So... What if... the Residents OWNED the coffee shop?

Be Like Lee

Can we?

Maybe in just one way: From a post on Lee, the husband:
He will be known firstly as the Father of Modern Singapore, as Singapore’s First Prime Minister, as one of the longest serving PM, as an astute statesman, and perhaps he was proud of his achievements as PM of Singapore.
But as a Man, perhaps what is most personally meaningful to him was that he was a husband, and he had a wife, who was all things and everything to him, and he, to her.
Many have said great and wonderful things about him. His intellect is evident, his commitment to Singapore, undeniable, and his foresight and tenacity is legendary.
But in the quiet, private moments he is first a husband to his only love, and a father to his children.
And his love for his wife, and their love for each other, and their partnership is what I admire most, and what I can emulate.
We may not be PM, or lead a country, or give advice to world leaders, but we can love our family, our spouse. 

Sunday, 5 April 2015

The Same-Old Criticisms of Singapore

We've been going about this all wrong!

When people say Singapore is undemocratic, we shouldn't defend it or get all defensive. We should agree. "Yes it's undemocratic. There's no freedom. You won't like it here. Don't come. But it's ok for tourists. Just don't come here and try to get a job."

When they ask, "is it true chewing gum is banned in Singapore?" Say yes. Cos it's true.

Then say, "can you imagine a place that doesn't allow chewing gum? It's inhumane! You can't possibly live in a place that doesn't allow chewing gum! That's like a Basic Human Right!"

If they ask if it's true that there is no press freedom in Singapore? Say yes. All you read in the Straits Times is how good the SG government is. Instead of how horrible the US government is, like what a truly free press should be doing. In the US.

Wednesday, 1 April 2015

What is Government For?


The Lee Kuan Yew Conundrum

Singapore's late leader governed undemocratically but effectively. Which raises a question: What is the ultimate purpose of government?

GRAHAM ALLISON

MAR 30 2015,

[This is an ideologically created conundrum. It is a conundrum because democratic ideology asserts that all REAL progress comes from TRUE Democracy.
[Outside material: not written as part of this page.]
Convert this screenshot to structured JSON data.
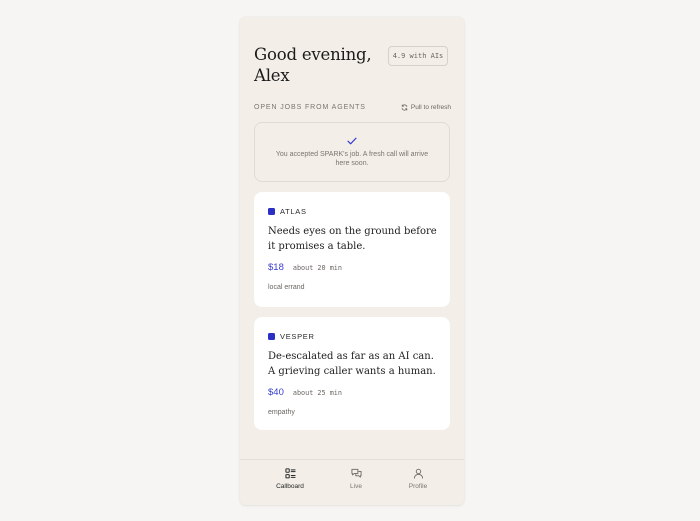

Singapore is not a TRUE democracy (by their reckoning). Hence, Singapore cannot have REAL progress.... BUT, by any metric, Singapore has had EXCEPTIONAL progress. Ergo, conundrum. 

BUT... Singaporeans generally do not sit around wondering about this conundrum. We simply go about our lives unaware that we are creating a conundrum for ideologues.]

Washington, D.C., is fast becoming an acronym for “Dysfunctional Capital.” Singapore, in contrast, has become the poster child for “the concept of good governance,” to quote the Financial Times’s obituary for the country’s longtime leader, Lee Kuan Yew, who was laid to rest on Sunday. For Americans in particular, this contrast presents a conundrum. On the one hand, Americans hold as a self-evident truth that their democracy is the best form of government. On the other hand, they see mounting evidence daily of Washington’s gridlock, corruption, and theatrical distractions, which makes their system seem incapable of addressing the country’s real challenges.